What does Tau Protein doHow's Tau Protein?
elucidation of Tau protein aggregation: advances in the development of high-selectivity fluorescenes
In Alzheimer' s research, much emphasis has been placed in the past on the research of high selection fluophores for beta-amyloid-plaque. Due to the shifting nature of the diagnosis and the importance of a complex system of cross-talk interaction, the use of small molecules with high specificity for (hyperphosphorylated) Tau protein units in neurofibrillar networks is becoming increasingly important.
Fluorescence pigments for the quantitative marking of Tau aggregations in AD histologic cerebral slices covering the whole visual region of the electro-magnetic spectra were described.
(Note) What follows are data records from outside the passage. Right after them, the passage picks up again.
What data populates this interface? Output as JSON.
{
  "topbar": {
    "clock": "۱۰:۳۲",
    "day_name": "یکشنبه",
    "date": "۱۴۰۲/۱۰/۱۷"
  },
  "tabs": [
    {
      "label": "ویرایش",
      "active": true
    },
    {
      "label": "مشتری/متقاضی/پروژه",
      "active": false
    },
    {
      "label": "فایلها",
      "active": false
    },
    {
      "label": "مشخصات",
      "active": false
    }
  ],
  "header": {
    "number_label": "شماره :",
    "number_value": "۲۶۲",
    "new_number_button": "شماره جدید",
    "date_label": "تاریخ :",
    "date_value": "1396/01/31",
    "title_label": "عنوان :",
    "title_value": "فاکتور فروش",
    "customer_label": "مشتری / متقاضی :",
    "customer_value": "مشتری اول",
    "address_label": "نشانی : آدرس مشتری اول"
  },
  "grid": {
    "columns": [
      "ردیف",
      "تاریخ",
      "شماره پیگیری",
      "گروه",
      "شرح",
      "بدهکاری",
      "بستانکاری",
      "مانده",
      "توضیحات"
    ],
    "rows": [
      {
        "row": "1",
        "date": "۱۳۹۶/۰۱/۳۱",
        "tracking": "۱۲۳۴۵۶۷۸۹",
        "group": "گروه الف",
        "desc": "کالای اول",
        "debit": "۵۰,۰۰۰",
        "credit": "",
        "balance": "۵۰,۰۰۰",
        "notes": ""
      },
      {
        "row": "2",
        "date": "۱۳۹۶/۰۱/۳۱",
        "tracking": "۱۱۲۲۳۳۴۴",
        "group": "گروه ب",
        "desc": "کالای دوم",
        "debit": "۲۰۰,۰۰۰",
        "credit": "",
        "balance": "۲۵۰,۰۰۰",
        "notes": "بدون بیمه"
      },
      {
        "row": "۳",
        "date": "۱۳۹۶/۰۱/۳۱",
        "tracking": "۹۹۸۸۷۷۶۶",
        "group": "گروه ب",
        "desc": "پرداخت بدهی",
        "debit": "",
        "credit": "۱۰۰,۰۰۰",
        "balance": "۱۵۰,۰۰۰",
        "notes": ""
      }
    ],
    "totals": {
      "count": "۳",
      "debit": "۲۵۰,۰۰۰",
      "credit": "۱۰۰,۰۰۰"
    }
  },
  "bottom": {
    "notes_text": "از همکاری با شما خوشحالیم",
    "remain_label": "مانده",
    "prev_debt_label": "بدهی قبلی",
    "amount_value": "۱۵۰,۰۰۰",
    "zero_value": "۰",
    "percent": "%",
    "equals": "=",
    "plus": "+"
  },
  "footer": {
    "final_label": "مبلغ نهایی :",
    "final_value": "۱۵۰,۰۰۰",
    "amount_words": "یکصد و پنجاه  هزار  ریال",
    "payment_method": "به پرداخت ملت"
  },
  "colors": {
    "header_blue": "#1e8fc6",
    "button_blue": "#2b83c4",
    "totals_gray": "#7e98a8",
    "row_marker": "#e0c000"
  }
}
In spite of the relatively early phases of the evolution of the area, a large variety of sensor architecture was recorded. It is important to note that a fistful of near-infrared-emitting colorants have also been described, some of which have good pharmacologic profiling with significant blood-brain barricade permeability and proven capacity to mark tau confusion in vitro in small animals modeling Alzheimer's and other tau diseases.
Alzheimer' s aetiology: The development summarised in the present work should contribute to deciphering the various actors in Alzheimer's aetiology.
Alzheimer' s Tau's pathogenesis is less known. Dew is primarily an intercellular protein, although recent findings show that it is also secretory. Histopathological aggregations of hypophosphorylated dew to confusion and similar sediments generally occur in AD, fronto-temporal dermatitis and other NET. Neurofibrillar neuropathology follows a stereotypic AD pathway that is well correlated with the level of senile disorder and provides the foundation for the staged presentation of the condition during autopsies.
However, from a genetic point of view, the mutation in the tau mutation sequence only causes FTD, not AD. Tau values become anomalous in the cerebrospinal fluid years after A?, and in experiential modeling, A?-induced sensitivity to Tau is required. Six tau forms from a unique genes are spliced together in the nerve cells of the nerve cells of the nerve cells, resulting in protein with either three or four microtubules that bind again; some pathogens displace the 4R/3R relationship of the normal cognition.
AD experiences posttranslational changes such as ubiquitization, oxidization, nitration, acetylization, protein splitting and glycolation, but it is not clear what causes and consequences the illness has. Most of the Tau protein is found in ripe neurones in axes; the mis-sorting of Tau towards the differentiated somatode three dimension is an early symptom of neurodedegeneration in AD mice.
Mice of pathogen Tau mutation show Tau accumulation, toxity, neuronal losses and behavioural deficiencies. Watch it on AlzGene. Changes in the mutation in MAPT can cause fronto-temporal family dementias and other diseases. Browse in the Research Model data base for modified mice using modified versions of MSAPT. Have a look at the Therapeutic Data Base for therapies targeting dew or affecting dew patology.